With the eyes of the world on Russian troops on the borders of Ukraine, Moscow’s Defence Minister Sergey Shoigu headed to Syria on Tuesday to inspect naval drills in the Mediterranean.
Russia has a large military presence in Syria to bolster Syrian President Bashar Al Assad in the continuing civil war.
Moscow’s intervention in 2015 was a decisive factor in turning the tide in favour of the embattled regime in Damascus, which has now regained almost all areas of the country.
Mr Shoigu will oversee a naval exercise involving 15 warships and 30 aircraft in the eastern Mediterranean, the RIA news agency cited his ministry as saying.
The drills are part of a surge of Russian military activity amid a stand-off with the West over security in Europe. Russia last month said that all its fleets from the Pacific to the Atlantic would be involved in the drills and that 10,000 servicemen would be posted to more than 140 warships and dozens of planes.
The Russian Interfax news agency reported that Moscow had sent MiG-31K fighter jets with hypersonic Kinzhal missiles and long-range Tupolev Tu-22M strategic bombers to its Hmeimim airbase in Syria for the drill.
Russian media have said the Kinzhal hypersonic missile can hit targets up to 2,000 kilometres away.
It was one of several strategic weapons unveiled by Russian President Vladimir Putin in March 2018.
Russia sent fighter jets with Kinzhal missiles for the first time last year after expanding the runway at the Hmeimim base to handle such aircraft, Rob Lee, a military analyst at the US-based Foreign Policy Research Institute, told Reuters.
He said the deployments highlighted Russia's growing military presence in the Middle East and its ability to operate in various regions and to project power.
Meanwhile, Russia on Tuesday said it had pulled some forces back from the border with Ukraine although Nato said it was yet to see evidence of such a move.

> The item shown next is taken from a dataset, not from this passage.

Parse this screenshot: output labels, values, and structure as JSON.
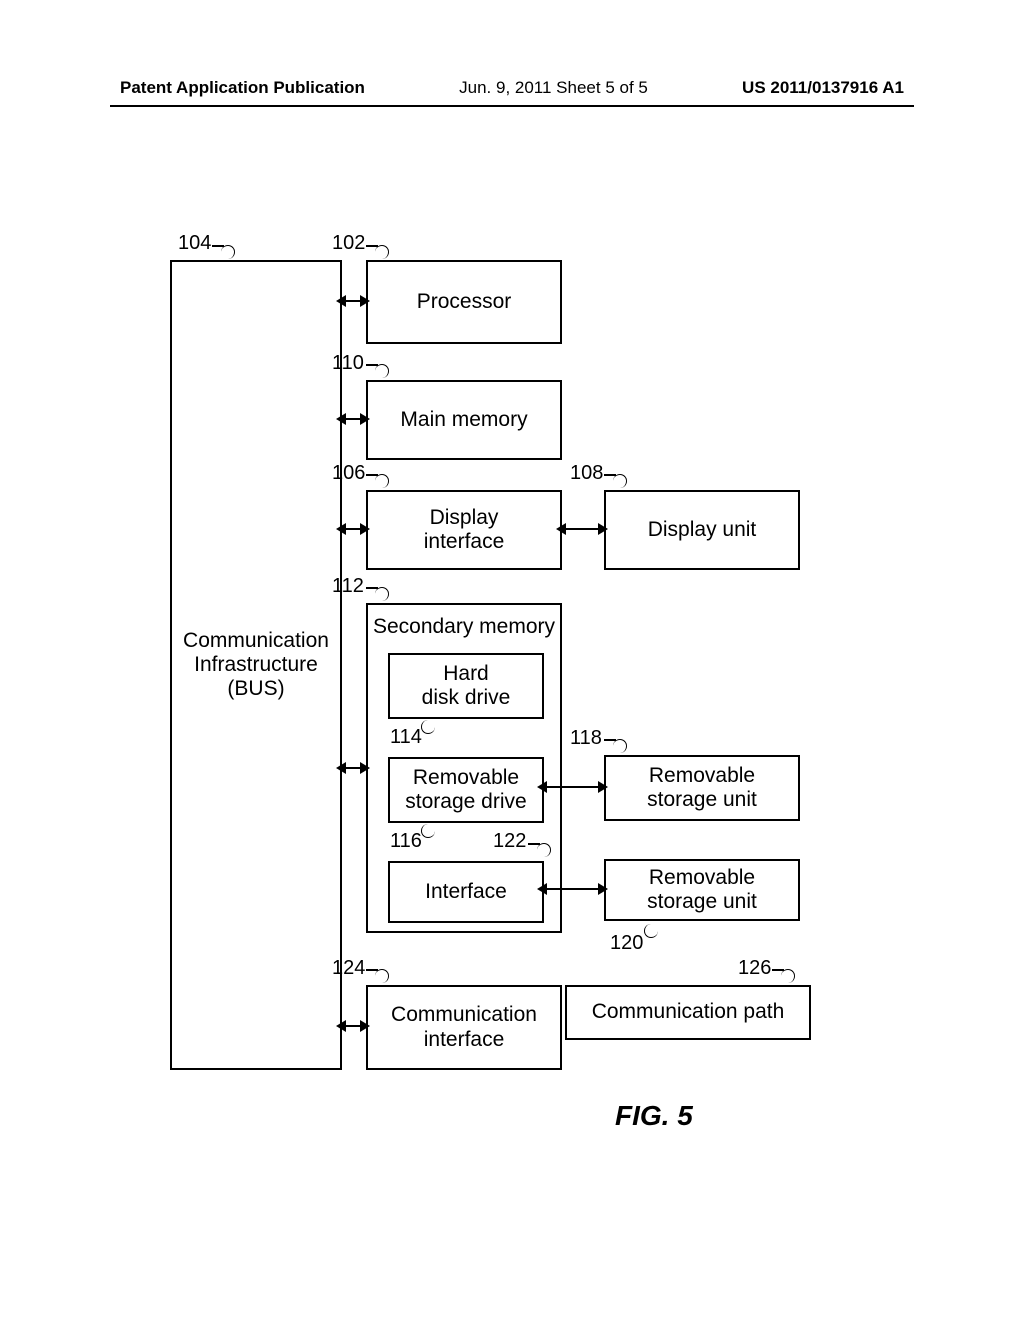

Russia has an estimated 130,000 soldiers stationed near Ukraine while world powers try to mediate a resolution to the tension and to avert war.
Despite Western concerns over the situation in Ukraine, Mr Shoigu said the rolling drills would continue.
"Some exercises are ending and others will be over in the near future. Countermeasures against various enemy actions are being practised on all tracks," he said.
The leaders of Britain and Nato said there were signs of a diplomatic opening after the troop reductions followed signals from Russia that it wanted to keep talks alive.
However, the foreign minister in Kiev told the world not to “believe what you hear", but to "believe what you see”.
Additional reporting by Reuters